That could happen in New Orleans at least during early voting for the fall elections.
Instead of the Pelicans shooting buckets at the Smoothie King Center, voters could soon be casting ballots there.
Thursday, state and local election officials toured the facility.
They are eying the building as a possible early voting site.
Kyle France is the chairman of the Louisiana Stadium and Exposition District, the state board that manages the arena.
“We had the secretary of state’s office down to speak to us about the possibility of using the Smoothie King Center which has been an ongoing discussion with his office for the past two months,” France said.
The traditional early voting sites in New Orleans include the Algiers Courthouse, election warehouse in the east, Lake Vista Community Center and City hall.
France maintains the Smoothie King Center would allow for better physical distancing than the other, much smaller locations.
“Giving folks the opportunity to early vote in a safer, secure manner than maybe standing in line outside of City Hall or wrapped around the City Hall building,” France said. “I think this gives them obviously an air-conditioned facility, a safe facility, ample parking all those kinds of things.”

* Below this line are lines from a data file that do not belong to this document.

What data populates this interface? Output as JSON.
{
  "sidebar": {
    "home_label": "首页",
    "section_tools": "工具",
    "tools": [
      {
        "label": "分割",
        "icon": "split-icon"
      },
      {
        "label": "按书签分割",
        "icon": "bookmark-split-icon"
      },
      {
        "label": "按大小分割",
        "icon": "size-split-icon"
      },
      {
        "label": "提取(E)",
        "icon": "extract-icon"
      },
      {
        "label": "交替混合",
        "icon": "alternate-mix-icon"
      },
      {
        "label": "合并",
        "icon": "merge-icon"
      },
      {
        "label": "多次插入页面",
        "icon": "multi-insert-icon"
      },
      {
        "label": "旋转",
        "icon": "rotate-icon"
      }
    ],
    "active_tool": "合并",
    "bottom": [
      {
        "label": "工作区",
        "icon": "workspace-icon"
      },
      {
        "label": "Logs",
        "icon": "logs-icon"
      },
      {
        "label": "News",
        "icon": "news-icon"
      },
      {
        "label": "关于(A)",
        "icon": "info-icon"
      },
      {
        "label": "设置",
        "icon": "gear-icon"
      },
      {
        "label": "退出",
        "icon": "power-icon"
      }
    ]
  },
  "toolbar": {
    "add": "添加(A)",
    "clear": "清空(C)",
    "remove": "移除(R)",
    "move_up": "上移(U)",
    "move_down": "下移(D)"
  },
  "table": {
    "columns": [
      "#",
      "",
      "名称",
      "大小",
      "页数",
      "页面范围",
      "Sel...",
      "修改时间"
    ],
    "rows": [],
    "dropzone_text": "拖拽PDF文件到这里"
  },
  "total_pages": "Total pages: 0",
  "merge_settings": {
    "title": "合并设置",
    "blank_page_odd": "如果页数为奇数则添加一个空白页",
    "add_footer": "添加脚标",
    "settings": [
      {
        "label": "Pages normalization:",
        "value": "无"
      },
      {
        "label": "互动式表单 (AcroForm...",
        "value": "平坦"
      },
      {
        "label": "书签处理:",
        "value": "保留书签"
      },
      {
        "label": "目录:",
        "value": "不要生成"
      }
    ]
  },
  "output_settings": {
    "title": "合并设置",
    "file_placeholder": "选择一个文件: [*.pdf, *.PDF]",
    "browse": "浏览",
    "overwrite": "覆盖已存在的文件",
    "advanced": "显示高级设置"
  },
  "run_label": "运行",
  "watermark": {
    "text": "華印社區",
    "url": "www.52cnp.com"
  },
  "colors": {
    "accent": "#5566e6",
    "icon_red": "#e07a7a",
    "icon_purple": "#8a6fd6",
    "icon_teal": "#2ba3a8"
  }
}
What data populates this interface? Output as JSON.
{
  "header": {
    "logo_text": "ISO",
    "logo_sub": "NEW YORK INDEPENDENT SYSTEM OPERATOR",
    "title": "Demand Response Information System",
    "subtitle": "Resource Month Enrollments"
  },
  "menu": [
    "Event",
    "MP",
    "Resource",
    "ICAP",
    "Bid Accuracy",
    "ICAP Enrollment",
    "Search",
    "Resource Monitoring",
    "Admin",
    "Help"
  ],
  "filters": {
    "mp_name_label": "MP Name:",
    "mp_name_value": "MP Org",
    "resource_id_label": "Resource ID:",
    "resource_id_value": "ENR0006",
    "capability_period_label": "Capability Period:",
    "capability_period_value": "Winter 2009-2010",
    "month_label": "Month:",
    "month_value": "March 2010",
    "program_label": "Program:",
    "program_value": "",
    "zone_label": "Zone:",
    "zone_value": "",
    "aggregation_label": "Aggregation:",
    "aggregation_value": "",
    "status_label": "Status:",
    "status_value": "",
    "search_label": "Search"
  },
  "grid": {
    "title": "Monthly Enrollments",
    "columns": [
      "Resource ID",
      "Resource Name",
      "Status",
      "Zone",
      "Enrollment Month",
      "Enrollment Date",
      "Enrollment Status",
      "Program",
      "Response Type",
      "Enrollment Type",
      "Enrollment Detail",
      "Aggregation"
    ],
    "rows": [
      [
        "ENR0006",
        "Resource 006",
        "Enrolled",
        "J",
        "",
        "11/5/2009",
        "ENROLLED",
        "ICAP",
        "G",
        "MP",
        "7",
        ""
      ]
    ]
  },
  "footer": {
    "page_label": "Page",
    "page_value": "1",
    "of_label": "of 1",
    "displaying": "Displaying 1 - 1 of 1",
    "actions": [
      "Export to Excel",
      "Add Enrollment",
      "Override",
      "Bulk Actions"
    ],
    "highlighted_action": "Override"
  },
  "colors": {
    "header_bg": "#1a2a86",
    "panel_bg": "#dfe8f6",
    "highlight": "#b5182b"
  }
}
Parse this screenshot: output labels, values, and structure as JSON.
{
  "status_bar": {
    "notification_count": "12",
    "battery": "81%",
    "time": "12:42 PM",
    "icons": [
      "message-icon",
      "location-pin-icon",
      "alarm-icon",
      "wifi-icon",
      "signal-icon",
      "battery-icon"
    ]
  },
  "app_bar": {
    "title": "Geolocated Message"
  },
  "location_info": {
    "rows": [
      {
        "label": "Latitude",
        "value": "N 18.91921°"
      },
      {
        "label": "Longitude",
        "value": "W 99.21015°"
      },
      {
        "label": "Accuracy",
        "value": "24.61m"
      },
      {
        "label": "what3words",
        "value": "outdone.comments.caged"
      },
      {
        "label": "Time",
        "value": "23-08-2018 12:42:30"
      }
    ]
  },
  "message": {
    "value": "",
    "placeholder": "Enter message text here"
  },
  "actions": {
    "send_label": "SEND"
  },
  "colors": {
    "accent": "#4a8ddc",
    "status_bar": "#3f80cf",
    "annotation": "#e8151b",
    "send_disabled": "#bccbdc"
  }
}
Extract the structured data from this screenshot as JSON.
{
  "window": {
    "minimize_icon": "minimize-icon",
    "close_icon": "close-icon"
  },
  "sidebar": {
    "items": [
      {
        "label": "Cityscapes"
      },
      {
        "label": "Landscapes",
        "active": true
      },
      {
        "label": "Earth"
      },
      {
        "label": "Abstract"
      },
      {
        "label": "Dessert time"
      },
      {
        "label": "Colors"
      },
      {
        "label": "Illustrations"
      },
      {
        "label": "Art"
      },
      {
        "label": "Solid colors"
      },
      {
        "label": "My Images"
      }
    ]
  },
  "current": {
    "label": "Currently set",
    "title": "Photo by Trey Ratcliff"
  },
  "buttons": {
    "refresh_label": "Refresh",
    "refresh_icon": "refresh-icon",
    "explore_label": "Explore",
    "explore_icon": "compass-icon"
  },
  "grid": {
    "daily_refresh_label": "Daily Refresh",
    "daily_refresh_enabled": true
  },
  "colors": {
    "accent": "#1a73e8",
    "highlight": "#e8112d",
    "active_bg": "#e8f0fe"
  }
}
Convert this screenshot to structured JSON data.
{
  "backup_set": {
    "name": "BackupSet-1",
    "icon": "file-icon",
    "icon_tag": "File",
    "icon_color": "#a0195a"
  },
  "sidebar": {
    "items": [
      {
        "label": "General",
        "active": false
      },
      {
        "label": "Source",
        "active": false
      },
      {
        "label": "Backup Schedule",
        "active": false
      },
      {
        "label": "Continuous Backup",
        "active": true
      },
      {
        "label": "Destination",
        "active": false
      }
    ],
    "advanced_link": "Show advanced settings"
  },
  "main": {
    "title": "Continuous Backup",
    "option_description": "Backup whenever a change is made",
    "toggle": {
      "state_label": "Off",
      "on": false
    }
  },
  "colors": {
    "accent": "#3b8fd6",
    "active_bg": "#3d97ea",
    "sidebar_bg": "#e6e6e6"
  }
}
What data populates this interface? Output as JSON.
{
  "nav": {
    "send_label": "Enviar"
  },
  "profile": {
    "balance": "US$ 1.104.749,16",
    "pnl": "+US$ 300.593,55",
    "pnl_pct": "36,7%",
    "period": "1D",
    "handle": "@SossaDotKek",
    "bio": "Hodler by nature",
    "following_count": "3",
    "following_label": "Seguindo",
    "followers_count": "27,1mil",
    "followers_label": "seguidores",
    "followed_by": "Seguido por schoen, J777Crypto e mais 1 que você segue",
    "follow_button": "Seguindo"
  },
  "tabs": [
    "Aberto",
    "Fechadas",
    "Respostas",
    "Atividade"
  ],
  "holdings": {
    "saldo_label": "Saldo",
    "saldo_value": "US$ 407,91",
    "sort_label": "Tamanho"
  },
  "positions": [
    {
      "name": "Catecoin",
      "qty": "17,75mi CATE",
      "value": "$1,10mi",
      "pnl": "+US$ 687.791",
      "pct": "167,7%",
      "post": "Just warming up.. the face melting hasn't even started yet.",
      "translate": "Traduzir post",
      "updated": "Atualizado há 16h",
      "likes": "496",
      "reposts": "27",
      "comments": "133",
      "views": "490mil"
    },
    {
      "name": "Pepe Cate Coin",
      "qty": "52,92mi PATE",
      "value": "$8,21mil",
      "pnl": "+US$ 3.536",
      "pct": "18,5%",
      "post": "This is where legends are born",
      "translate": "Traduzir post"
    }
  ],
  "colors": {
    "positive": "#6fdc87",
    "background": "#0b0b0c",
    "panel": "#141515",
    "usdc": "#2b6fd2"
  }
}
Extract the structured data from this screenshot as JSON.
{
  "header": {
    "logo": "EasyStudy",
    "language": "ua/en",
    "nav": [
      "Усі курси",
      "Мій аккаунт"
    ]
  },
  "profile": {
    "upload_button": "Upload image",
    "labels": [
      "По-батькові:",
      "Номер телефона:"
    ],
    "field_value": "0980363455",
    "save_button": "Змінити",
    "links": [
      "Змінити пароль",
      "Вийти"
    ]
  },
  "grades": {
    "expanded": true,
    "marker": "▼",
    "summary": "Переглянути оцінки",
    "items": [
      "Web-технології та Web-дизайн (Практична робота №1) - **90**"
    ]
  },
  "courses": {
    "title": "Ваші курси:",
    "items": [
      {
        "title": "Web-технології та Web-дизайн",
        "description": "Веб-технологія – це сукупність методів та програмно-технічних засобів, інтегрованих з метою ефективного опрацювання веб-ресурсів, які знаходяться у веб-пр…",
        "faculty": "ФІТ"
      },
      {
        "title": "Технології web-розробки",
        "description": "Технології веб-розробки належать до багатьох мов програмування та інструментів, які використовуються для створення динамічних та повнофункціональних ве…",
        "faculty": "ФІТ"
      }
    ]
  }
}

The New Orleans City Council passed a resolution asking election officials to consider using the arena.
“We don’t want anyone to feel deterred to go vote,” City Council VP Helena Moreno said.
Moreno added it probably won’t work on Election Day, but it’s a good fit for early voting.
“We’re just trying to make it as easy and safe as possible,” Moreno said. “That’s really been the main intention and goal here.”
The Louisiana Secretary of State and Orleans Registrar of Voters offices are now working out the final details for using the Smoothie King Center.
For now, early voting for the president election runs from October 20 through October 27.
A federal judge is expected to soon rule on a lawsuit filed by voters rights advocates.
They are asking the judge to reinstate the emergency election plan used during the July-August primaries.
That plan expanded early voting by six days and extended mail-in balloting options for people at higher risk for the coronavirus.